- **EXERCISE INSTRUCTIONS**
Nothing but an exact copy of the records below counts as the answer.

[Website and app data records]
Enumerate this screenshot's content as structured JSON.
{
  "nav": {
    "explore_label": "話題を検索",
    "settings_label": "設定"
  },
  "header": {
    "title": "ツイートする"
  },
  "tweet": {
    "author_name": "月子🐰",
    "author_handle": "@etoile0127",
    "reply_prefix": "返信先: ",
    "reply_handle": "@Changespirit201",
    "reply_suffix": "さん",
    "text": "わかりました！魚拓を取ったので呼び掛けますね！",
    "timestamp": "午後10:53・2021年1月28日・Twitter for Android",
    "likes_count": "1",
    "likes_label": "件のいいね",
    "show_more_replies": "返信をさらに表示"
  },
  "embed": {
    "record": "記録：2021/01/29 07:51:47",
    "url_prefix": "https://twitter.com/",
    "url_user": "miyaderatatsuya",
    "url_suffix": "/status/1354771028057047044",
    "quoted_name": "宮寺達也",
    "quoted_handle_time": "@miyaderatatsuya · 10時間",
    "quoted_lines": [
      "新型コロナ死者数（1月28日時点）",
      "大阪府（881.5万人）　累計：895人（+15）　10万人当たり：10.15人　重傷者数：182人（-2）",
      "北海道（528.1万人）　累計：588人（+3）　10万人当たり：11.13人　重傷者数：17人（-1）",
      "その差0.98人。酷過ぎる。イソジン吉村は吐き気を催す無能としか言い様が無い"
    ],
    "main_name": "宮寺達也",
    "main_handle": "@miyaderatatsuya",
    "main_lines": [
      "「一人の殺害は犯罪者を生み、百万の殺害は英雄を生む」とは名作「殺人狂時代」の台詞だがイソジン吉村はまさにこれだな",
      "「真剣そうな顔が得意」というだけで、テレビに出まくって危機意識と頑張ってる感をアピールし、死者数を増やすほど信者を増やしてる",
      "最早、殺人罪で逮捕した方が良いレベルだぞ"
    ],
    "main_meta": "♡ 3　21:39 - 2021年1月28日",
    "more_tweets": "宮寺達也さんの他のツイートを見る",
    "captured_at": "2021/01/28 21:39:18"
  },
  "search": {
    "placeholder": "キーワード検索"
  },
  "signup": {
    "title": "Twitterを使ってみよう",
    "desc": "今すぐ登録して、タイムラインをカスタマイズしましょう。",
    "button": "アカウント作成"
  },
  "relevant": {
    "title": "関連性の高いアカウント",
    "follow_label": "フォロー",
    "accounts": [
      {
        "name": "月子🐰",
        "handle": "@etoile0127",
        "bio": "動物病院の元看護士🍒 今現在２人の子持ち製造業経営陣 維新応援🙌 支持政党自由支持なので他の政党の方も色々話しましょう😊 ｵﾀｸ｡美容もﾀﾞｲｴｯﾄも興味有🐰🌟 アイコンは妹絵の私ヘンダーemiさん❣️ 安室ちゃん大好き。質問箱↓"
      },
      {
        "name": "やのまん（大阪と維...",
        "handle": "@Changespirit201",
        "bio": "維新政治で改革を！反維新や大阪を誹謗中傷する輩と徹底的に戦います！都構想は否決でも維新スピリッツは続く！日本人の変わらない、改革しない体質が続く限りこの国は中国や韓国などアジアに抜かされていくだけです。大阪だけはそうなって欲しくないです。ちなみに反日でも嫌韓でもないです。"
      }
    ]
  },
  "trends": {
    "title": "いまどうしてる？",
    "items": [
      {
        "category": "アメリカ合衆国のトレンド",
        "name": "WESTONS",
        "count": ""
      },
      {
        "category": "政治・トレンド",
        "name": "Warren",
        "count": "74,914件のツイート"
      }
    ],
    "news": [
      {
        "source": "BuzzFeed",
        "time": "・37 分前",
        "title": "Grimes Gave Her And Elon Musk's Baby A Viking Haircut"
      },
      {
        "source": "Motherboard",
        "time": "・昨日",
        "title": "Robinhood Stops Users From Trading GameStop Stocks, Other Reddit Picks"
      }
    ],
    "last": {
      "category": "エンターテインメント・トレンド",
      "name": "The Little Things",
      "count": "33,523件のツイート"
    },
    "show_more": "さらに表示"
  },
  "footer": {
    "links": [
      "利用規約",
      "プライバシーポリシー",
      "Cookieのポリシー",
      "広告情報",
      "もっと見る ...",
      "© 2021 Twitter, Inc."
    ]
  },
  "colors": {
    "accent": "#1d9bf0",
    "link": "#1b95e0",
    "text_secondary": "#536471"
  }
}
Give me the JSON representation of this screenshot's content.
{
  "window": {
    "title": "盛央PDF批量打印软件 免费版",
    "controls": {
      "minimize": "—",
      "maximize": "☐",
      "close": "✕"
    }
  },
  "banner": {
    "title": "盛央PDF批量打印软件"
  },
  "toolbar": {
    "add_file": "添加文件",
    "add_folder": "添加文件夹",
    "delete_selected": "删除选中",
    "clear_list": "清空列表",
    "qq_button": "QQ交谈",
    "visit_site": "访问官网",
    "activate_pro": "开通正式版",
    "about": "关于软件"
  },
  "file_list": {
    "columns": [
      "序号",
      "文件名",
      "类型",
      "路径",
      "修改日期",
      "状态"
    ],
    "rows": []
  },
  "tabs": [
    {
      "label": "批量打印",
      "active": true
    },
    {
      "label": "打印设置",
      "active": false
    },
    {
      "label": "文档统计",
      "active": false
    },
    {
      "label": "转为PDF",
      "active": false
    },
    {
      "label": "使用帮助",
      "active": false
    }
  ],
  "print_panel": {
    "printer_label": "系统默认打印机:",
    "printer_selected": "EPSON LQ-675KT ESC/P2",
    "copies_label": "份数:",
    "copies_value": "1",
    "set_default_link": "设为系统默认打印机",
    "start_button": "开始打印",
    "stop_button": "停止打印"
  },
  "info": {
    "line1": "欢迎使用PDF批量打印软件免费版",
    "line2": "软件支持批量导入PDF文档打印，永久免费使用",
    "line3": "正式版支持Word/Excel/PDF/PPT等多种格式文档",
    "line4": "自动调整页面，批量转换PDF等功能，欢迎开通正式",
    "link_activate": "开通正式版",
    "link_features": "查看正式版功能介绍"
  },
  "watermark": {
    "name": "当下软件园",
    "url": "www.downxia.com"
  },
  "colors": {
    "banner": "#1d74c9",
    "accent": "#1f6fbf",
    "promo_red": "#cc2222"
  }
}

- **ANSWER BOX**
Enumerate this screenshot's content as structured JSON.
{
  "nav": {
    "explore_label": "話題を検索",
    "settings_label": "設定"
  },
  "header": {
    "title": "ツイートする"
  },
  "tweet": {
    "author_name": "月子🐰",
    "author_handle": "@etoile0127",
    "reply_prefix": "返信先: ",
    "reply_handle": "@Changespirit201",
    "reply_suffix": "さん",
    "text": "わかりました！魚拓を取ったので呼び掛けますね！",
    "timestamp": "午後10:53・2021年1月28日・Twitter for Android",
    "likes_count": "1",
    "likes_label": "件のいいね",
    "show_more_replies": "返信をさらに表示"
  },
  "embed": {
    "record": "記録：2021/01/29 07:51:47",
    "url_prefix": "https://twitter.com/",
    "url_user": "miyaderatatsuya",
    "url_suffix": "/status/1354771028057047044",
    "quoted_name": "宮寺達也",
    "quoted_handle_time": "@miyaderatatsuya · 10時間",
    "quoted_lines": [
      "新型コロナ死者数（1月28日時点）",
      "大阪府（881.5万人）　累計：895人（+15）　10万人当たり：10.15人　重傷者数：182人（-2）",
      "北海道（528.1万人）　累計：588人（+3）　10万人当たり：11.13人　重傷者数：17人（-1）",
      "その差0.98人。酷過ぎる。イソジン吉村は吐き気を催す無能としか言い様が無い"
    ],
    "main_name": "宮寺達也",
    "main_handle": "@miyaderatatsuya",
    "main_lines": [
      "「一人の殺害は犯罪者を生み、百万の殺害は英雄を生む」とは名作「殺人狂時代」の台詞だがイソジン吉村はまさにこれだな",
      "「真剣そうな顔が得意」というだけで、テレビに出まくって危機意識と頑張ってる感をアピールし、死者数を増やすほど信者を増やしてる",
      "最早、殺人罪で逮捕した方が良いレベルだぞ"
    ],
    "main_meta": "♡ 3　21:39 - 2021年1月28日",
    "more_tweets": "宮寺達也さんの他のツイートを見る",
    "captured_at": "2021/01/28 21:39:18"
  },
  "search": {
    "placeholder": "キーワード検索"
  },
  "signup": {
    "title": "Twitterを使ってみよう",
    "desc": "今すぐ登録して、タイムラインをカスタマイズしましょう。",
    "button": "アカウント作成"
  },
  "relevant": {
    "title": "関連性の高いアカウント",
    "follow_label": "フォロー",
    "accounts": [
      {
        "name": "月子🐰",
        "handle": "@etoile0127",
        "bio": "動物病院の元看護士🍒 今現在２人の子持ち製造業経営陣 維新応援🙌 支持政党自由支持なので他の政党の方も色々話しましょう😊 ｵﾀｸ｡美容もﾀﾞｲｴｯﾄも興味有🐰🌟 アイコンは妹絵の私ヘンダーemiさん❣️ 安室ちゃん大好き。質問箱↓"
      },
      {
        "name": "やのまん（大阪と維...",
        "handle": "@Changespirit201",
        "bio": "維新政治で改革を！反維新や大阪を誹謗中傷する輩と徹底的に戦います！都構想は否決でも維新スピリッツは続く！日本人の変わらない、改革しない体質が続く限りこの国は中国や韓国などアジアに抜かされていくだけです。大阪だけはそうなって欲しくないです。ちなみに反日でも嫌韓でもないです。"
      }
    ]
  },
  "trends": {
    "title": "いまどうしてる？",
    "items": [
      {
        "category": "アメリカ合衆国のトレンド",
        "name": "WESTONS",
        "count": ""
      },
      {
        "category": "政治・トレンド",
        "name": "Warren",
        "count": "74,914件のツイート"
      }
    ],
    "news": [
      {
        "source": "BuzzFeed",
        "time": "・37 分前",
        "title": "Grimes Gave Her And Elon Musk's Baby A Viking Haircut"
      },
      {
        "source": "Motherboard",
        "time": "・昨日",
        "title": "Robinhood Stops Users From Trading GameStop Stocks, Other Reddit Picks"
      }
    ],
    "last": {
      "category": "エンターテインメント・トレンド",
      "name": "The Little Things",
      "count": "33,523件のツイート"
    },
    "show_more": "さらに表示"
  },
  "footer": {
    "links": [
      "利用規約",
      "プライバシーポリシー",
      "Cookieのポリシー",
      "広告情報",
      "もっと見る ...",
      "© 2021 Twitter, Inc."
    ]
  },
  "colors": {
    "accent": "#1d9bf0",
    "link": "#1b95e0",
    "text_secondary": "#536471"
  }
}
Give me the JSON representation of this screenshot's content.
{
  "window": {
    "title": "盛央PDF批量打印软件 免费版",
    "controls": {
      "minimize": "—",
      "maximize": "☐",
      "close": "✕"
    }
  },
  "banner": {
    "title": "盛央PDF批量打印软件"
  },
  "toolbar": {
    "add_file": "添加文件",
    "add_folder": "添加文件夹",
    "delete_selected": "删除选中",
    "clear_list": "清空列表",
    "qq_button": "QQ交谈",
    "visit_site": "访问官网",
    "activate_pro": "开通正式版",
    "about": "关于软件"
  },
  "file_list": {
    "columns": [
      "序号",
      "文件名",
      "类型",
      "路径",
      "修改日期",
      "状态"
    ],
    "rows": []
  },
  "tabs": [
    {
      "label": "批量打印",
      "active": true
    },
    {
      "label": "打印设置",
      "active": false
    },
    {
      "label": "文档统计",
      "active": false
    },
    {
      "label": "转为PDF",
      "active": false
    },
    {
      "label": "使用帮助",
      "active": false
    }
  ],
  "print_panel": {
    "printer_label": "系统默认打印机:",
    "printer_selected": "EPSON LQ-675KT ESC/P2",
    "copies_label": "份数:",
    "copies_value": "1",
    "set_default_link": "设为系统默认打印机",
    "start_button": "开始打印",
    "stop_button": "停止打印"
  },
  "info": {
    "line1": "欢迎使用PDF批量打印软件免费版",
    "line2": "软件支持批量导入PDF文档打印，永久免费使用",
    "line3": "正式版支持Word/Excel/PDF/PPT等多种格式文档",
    "line4": "自动调整页面，批量转换PDF等功能，欢迎开通正式",
    "link_activate": "开通正式版",
    "link_features": "查看正式版功能介绍"
  },
  "watermark": {
    "name": "当下软件园",
    "url": "www.downxia.com"
  },
  "colors": {
    "banner": "#1d74c9",
    "accent": "#1f6fbf",
    "promo_red": "#cc2222"
  }
}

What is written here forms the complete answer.